I come from a long line of military service in my family. My grandfather and his brother were Command Sergeant Majors in the 101st and 82nd Airborne units, my dad a retired Army Major, and my aunt a retired Army colonel now teaching JROTC. So naturally, for college, I attended The Citadel, a senior military academy.
After college, I commissioned into the Army Reserves and was selected for Military Intelligence as my branch of service. Military Intelligence is a highly selective assignment, and very competitive. The Army only selects 200-250 officers a year. After completing officer basic course at Ft. Huachuca, I was eventually deployed to Afghanistan for an embedded training team mission with the 82nd Airborne.
At the time I was deployed, our mission was to help the Afghan government self-govern and build strong defense forces, the Afghan Army and police force. The embedded training teams were small units 12 soldiers’ team, who strategically lived in key villages throughout Afghanistan to train the army and the police. I was the head of the embedded training team for a year.
In some of the highest elevations in the world reaching 15,000 – 25,000 feet. Winters were cold and brutal. My team trained the police forces on combat action — how to set up ambushes and react to ambushes. We completed over 300 missions, some of which are still classified today. I received the Meritorious Service Award, and I brought all my guys back home.
FROM A MILITARY FAMILY TO THE YMCA FAMILY
I started my Y career at the YMCA of Great Pittsburgh as the Membership Development Executive helping to develop strategies around member retention and sales. My Y journey took me to the Tampa Metro Area YMCA, as the business development executive, before moving back to Atlanta.
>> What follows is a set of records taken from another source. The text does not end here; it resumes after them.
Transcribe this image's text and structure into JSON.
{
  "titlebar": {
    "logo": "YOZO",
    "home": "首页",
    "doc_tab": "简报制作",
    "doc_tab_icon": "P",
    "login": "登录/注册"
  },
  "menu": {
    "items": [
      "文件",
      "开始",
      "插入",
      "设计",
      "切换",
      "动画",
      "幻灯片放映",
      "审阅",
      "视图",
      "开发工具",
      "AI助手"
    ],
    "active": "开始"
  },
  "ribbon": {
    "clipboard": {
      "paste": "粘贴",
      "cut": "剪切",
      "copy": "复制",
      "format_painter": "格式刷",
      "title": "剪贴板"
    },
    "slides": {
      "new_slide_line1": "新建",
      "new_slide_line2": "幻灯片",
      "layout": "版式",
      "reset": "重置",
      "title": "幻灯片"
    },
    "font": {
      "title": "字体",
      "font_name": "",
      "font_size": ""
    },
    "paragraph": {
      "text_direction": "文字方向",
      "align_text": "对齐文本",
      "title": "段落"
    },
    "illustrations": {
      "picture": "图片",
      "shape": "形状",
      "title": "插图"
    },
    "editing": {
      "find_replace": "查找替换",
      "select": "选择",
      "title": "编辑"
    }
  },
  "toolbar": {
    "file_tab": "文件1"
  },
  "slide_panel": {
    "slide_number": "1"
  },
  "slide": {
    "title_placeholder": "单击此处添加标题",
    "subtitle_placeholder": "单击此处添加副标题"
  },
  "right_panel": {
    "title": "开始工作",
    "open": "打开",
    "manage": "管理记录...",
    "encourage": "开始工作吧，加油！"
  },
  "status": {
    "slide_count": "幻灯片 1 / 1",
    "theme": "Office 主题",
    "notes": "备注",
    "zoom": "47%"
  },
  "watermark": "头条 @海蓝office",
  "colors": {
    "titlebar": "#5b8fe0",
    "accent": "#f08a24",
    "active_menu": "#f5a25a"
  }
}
Currently, I’m Executive Director of the East Lake Y, which entails membership operations, early learning and a teen center. We’re the original Purpose Built Communities model, so community leaders and partners come from all over to learn how the East Lake Purpose Built Community partners changed a community. There’s a ton of good work we do, and I get the privilege to help navigate the East Lake Y.
WHAT THE Y MEANS TO ME
In the military, you just do it — it’s what you sign up to do. When I joined the Y, I had the same mentality. This is the right thing to do. It’s fulfilling. So, I’m going to go do it. But I’ve begun to see the impact we’ve made in all the YMCAs I’ve served. Sometimes you just go, go, go, and do, do, do. But every once in a while, you realize that something you’ve done has had a significant impact on the people you’re serving. It’s a true calling to serve people.
I think the more you’re in the Y, you truly gain an appreciation for all the Y has to offer — what it does in the community and for employees. The more you realize what the Y offers, the more you want to share it. It’s the fuel that drives the work we do each day.
Tony Kimbrough is an Army Veteran and Executive Director of the East Lake Family YMCA.